Two prominent Evangelical Christian leaders, Rev. Richard Land and Jim Wallis are set to publicly converge on what they feel is the moral decline of presidential candidates’ values in the U.S. 2012 election.
The two spiritual leaders, though political opposites, will come together tonight at the National Press Club. Under the united banner of Christianity, they will discuss what they feel is the candidates’ unwillingness to focus on important moral matters.
Wallis and Land are concerned primarily with the slew of Republican presidential hopefuls who are eager to reduce the size of government, attack labor unions, toughen borders, and slash social programs. Other issues are on the chopping block as well. Foreign aid – which encourages worldwide democracy and fights diseases like HIV –could be a thing of the past under the GOP.
President Barack Obama hasn’t escaped the criticism of the two well-known Evangelicals either. Land said, “No one is talking about the issues in the way we’d like, including the president,” according to The Washington Post.
This is somewhat surprising considering the opposing political views Wallis and Land have taken over the course of their careers.
Rev. Land’s conservative stances regarding religion and fiscal responsibility have advised Glenn Beck and the U.S. Commission on International Religious Freedom. Land was also chosen as president of The Ethics and Religious Liberty Commission, which is a political and public policy vehicle for Southern Baptist interests.
Conversely, Rev. Wallis has a tendency to highlight the significance of social justice, peace, and civil rights. He also serves as a spiritual advisor to President Obama, which makes his heavy-handed comments even more unexpected.
Both leaders agree that the incumbent and candidates need a change of direction when it comes to economic policy, however.
“Too few people running are talking about the connection between the economic crisis and the moral one,” Land told the Post, while Wallis added, “Neither party on the budget has made protection of the poor a fundamental principle of deficit reduction.”
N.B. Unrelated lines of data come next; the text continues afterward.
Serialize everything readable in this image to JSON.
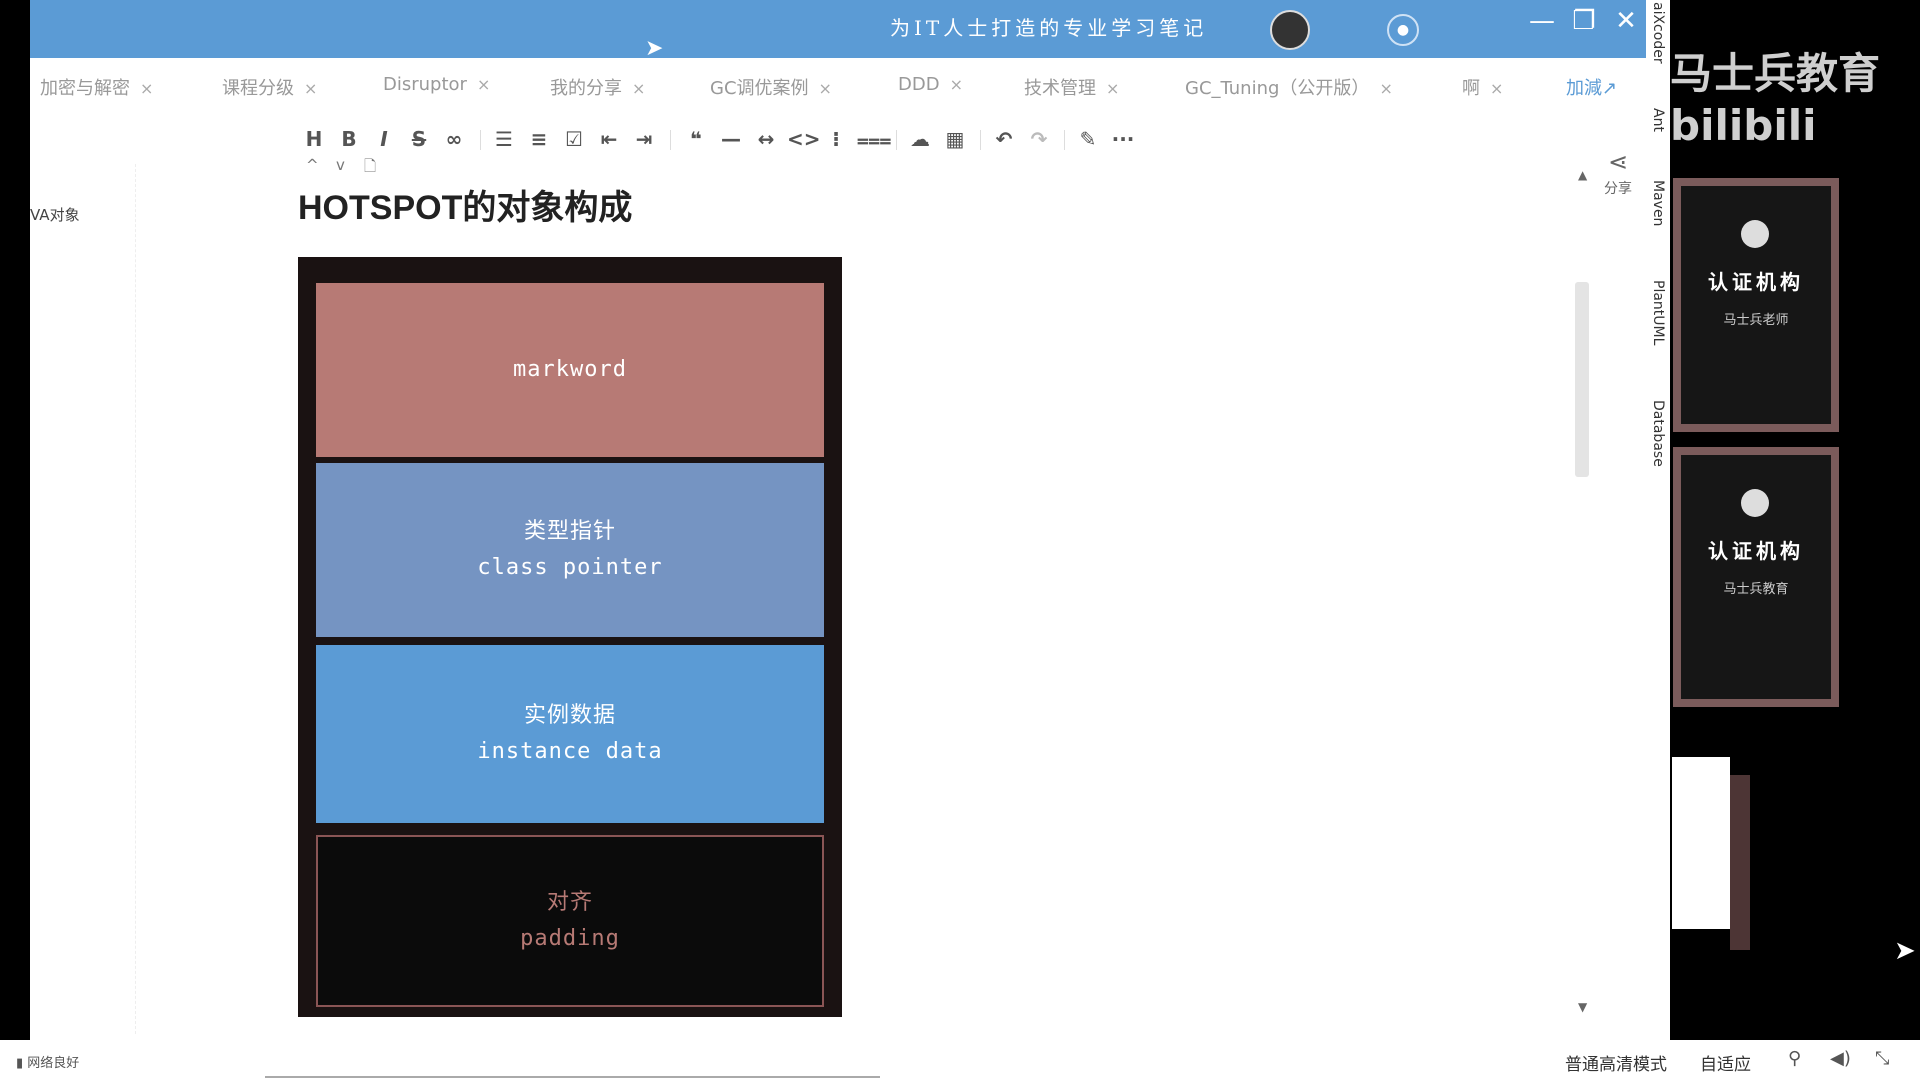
{
  "window": {
    "title": "为IT人士打造的专业学习笔记",
    "minimize": "—",
    "maximize": "❐",
    "close": "✕"
  },
  "tabs": [
    {
      "label": "加密与解密"
    },
    {
      "label": "课程分级"
    },
    {
      "label": "Disruptor"
    },
    {
      "label": "我的分享"
    },
    {
      "label": "GC调优案例"
    },
    {
      "label": "DDD"
    },
    {
      "label": "技术管理"
    },
    {
      "label": "GC_Tuning（公开版）"
    },
    {
      "label": "啊"
    },
    {
      "label": "加減↗"
    }
  ],
  "toolbar": {
    "items": [
      "H",
      "B",
      "I",
      "S",
      "∞",
      "☰",
      "≡",
      "☑",
      "⇤",
      "⇥",
      "❝",
      "—",
      "↔",
      "<>",
      "⁝",
      "⩶",
      "☁",
      "▦",
      "↶",
      "↷",
      "✎",
      "···"
    ],
    "extra": [
      "^",
      "v",
      "🗋"
    ]
  },
  "outline": {
    "item": "VA对象"
  },
  "document": {
    "heading": "HOTSPOT的对象构成",
    "blocks": {
      "markword": {
        "line1": "markword"
      },
      "class_pointer": {
        "line1": "类型指针",
        "line2": "class pointer"
      },
      "instance_data": {
        "line1": "实例数据",
        "line2": "instance data"
      },
      "padding": {
        "line1": "对齐",
        "line2": "padding"
      }
    }
  },
  "sidebar_right": {
    "share_label": "分享",
    "labels": [
      "aiXcoder",
      "Ant",
      "Maven",
      "PlantUML",
      "Database"
    ]
  },
  "overlay": {
    "watermark": "马士兵教育 bilibili",
    "cert1_title": "认证机构",
    "cert1_sub": "马士兵老师",
    "cert2_title": "认证机构",
    "cert2_sub": "马士兵教育"
  },
  "bottom_bar": {
    "network": "网络良好",
    "quality": "普通高清模式",
    "fit": "自适应"
  },
  "colors": {
    "title_bar": "#5b9bd5",
    "markword": "#b77a75",
    "class_pointer": "#7594c2",
    "instance_data": "#5b9bd5",
    "padding": "#0b0b0b"
  }
}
Candidates cannot afford to ignore the Evangelical base, either.
Voting authorities say that the Evangelical voting group is almost 25 percent of American adults – so choosing a “general harshness” regarding social issues wouldn’t be an effective strategy to get elected, according to Wallis.
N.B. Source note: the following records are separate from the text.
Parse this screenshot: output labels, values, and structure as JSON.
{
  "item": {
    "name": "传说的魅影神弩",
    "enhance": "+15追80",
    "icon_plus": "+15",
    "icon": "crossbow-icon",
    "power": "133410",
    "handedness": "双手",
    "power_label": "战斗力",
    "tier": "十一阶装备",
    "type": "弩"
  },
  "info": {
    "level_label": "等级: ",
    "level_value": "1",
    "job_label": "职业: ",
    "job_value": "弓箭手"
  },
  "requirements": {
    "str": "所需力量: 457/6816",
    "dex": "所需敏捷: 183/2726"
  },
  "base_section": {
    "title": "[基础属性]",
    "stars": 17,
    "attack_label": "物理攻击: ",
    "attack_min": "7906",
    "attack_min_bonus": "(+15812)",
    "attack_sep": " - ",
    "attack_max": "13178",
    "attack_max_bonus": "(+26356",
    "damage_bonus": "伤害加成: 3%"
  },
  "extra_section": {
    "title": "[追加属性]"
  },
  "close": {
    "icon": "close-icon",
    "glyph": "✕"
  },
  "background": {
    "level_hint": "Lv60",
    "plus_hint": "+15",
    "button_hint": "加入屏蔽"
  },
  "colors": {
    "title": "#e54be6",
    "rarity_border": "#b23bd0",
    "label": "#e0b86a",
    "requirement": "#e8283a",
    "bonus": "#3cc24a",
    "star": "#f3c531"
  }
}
Perhaps, like former President George Bush, who managed to cultivate the Evangelical vote, candidates should name Jesus as their favorite political philosopher.
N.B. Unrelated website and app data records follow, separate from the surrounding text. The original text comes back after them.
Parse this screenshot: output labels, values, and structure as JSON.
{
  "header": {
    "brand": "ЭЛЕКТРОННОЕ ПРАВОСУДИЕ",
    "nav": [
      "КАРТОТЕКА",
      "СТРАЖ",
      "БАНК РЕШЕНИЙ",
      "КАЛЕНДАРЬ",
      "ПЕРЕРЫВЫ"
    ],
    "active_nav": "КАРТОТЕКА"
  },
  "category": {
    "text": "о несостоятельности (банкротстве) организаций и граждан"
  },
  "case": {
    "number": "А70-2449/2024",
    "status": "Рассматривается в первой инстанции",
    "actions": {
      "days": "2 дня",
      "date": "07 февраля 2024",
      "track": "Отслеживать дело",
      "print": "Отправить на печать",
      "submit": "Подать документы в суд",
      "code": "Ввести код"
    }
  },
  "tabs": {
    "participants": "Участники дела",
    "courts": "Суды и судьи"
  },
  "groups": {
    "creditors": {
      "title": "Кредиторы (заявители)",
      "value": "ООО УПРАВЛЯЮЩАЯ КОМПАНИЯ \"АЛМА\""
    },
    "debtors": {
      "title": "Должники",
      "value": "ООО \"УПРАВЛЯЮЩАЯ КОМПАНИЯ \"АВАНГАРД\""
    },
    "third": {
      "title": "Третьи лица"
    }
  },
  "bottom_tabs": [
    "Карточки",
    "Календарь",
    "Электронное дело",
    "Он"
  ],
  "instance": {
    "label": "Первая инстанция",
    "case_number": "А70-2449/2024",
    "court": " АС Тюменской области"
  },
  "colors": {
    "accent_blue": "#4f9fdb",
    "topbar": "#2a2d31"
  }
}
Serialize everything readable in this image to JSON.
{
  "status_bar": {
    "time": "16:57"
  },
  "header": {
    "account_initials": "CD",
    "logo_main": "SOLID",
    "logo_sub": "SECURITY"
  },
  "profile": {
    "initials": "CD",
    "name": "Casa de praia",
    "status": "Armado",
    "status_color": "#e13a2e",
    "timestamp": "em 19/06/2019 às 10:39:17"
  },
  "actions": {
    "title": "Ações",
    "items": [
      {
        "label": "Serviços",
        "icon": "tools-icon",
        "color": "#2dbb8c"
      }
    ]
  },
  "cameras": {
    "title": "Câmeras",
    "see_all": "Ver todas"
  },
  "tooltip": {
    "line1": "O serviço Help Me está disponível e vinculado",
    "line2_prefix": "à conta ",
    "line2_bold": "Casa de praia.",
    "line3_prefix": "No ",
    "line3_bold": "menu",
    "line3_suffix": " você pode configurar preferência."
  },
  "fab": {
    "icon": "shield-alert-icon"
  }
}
Peter Wehner of the Ethics and Public Policy Center said, “There is no one in the [GOP] field for evangelicals who has the cadence, the appeal, the pace of Bush,” to the Post.
John Green, an Ohio political scientist has confirmed this. Green says that Christians’ positive reception of Bush “was rooted in the perception of his own religiosity.”
It was that perception that won Bush the presidency, twice.
As far as the current candidates, Green claims that Evangelicals are still somewhat divided on to whom they should give their vote. The moment that firmly stamps the man (or Bachmann) as a champion of social justice, the compassionate conservative position that Bush so deftly acquired, may still be a long way off.
“We haven’t had that kind of moment,” said Green.